# What the task asks
Copy all records exactly; omit pictures.

# The data
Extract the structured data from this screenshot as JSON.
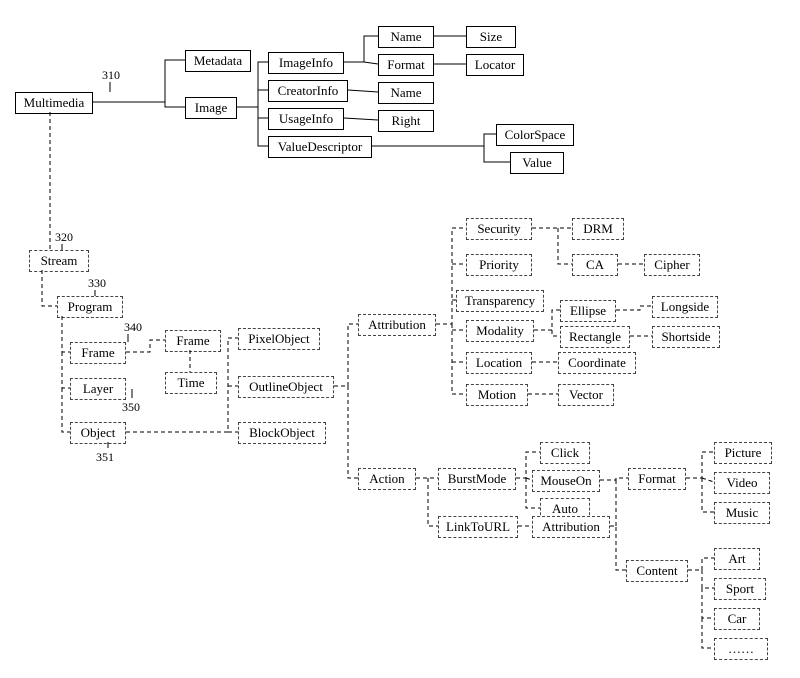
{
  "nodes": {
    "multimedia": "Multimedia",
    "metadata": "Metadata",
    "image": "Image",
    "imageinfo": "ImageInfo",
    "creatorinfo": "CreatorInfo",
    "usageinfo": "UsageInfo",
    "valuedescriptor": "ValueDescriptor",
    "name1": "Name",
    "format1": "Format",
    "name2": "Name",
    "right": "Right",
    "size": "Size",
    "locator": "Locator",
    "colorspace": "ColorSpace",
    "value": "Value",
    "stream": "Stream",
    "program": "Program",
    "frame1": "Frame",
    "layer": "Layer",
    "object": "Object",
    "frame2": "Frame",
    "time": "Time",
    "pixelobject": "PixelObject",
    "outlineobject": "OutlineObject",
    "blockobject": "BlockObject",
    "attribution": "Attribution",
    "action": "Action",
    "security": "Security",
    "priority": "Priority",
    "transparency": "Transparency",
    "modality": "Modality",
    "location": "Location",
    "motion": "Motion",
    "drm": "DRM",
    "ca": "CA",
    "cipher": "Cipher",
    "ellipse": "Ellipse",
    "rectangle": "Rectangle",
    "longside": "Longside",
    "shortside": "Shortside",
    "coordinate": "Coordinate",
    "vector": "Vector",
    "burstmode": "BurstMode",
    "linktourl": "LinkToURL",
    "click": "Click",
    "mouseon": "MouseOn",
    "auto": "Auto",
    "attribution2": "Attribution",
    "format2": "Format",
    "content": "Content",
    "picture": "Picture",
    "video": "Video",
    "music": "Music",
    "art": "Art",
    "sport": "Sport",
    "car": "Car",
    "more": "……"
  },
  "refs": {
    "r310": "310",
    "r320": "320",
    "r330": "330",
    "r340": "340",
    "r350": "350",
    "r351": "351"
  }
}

# Expected answer
Extract the structured data from this screenshot as JSON.
{
  "nodes": {
    "multimedia": "Multimedia",
    "metadata": "Metadata",
    "image": "Image",
    "imageinfo": "ImageInfo",
    "creatorinfo": "CreatorInfo",
    "usageinfo": "UsageInfo",
    "valuedescriptor": "ValueDescriptor",
    "name1": "Name",
    "format1": "Format",
    "name2": "Name",
    "right": "Right",
    "size": "Size",
    "locator": "Locator",
    "colorspace": "ColorSpace",
    "value": "Value",
    "stream": "Stream",
    "program": "Program",
    "frame1": "Frame",
    "layer": "Layer",
    "object": "Object",
    "frame2": "Frame",
    "time": "Time",
    "pixelobject": "PixelObject",
    "outlineobject": "OutlineObject",
    "blockobject": "BlockObject",
    "attribution": "Attribution",
    "action": "Action",
    "security": "Security",
    "priority": "Priority",
    "transparency": "Transparency",
    "modality": "Modality",
    "location": "Location",
    "motion": "Motion",
    "drm": "DRM",
    "ca": "CA",
    "cipher": "Cipher",
    "ellipse": "Ellipse",
    "rectangle": "Rectangle",
    "longside": "Longside",
    "shortside": "Shortside",
    "coordinate": "Coordinate",
    "vector": "Vector",
    "burstmode": "BurstMode",
    "linktourl": "LinkToURL",
    "click": "Click",
    "mouseon": "MouseOn",
    "auto": "Auto",
    "attribution2": "Attribution",
    "format2": "Format",
    "content": "Content",
    "picture": "Picture",
    "video": "Video",
    "music": "Music",
    "art": "Art",
    "sport": "Sport",
    "car": "Car",
    "more": "……"
  },
  "refs": {
    "r310": "310",
    "r320": "320",
    "r330": "330",
    "r340": "340",
    "r350": "350",
    "r351": "351"
  }
}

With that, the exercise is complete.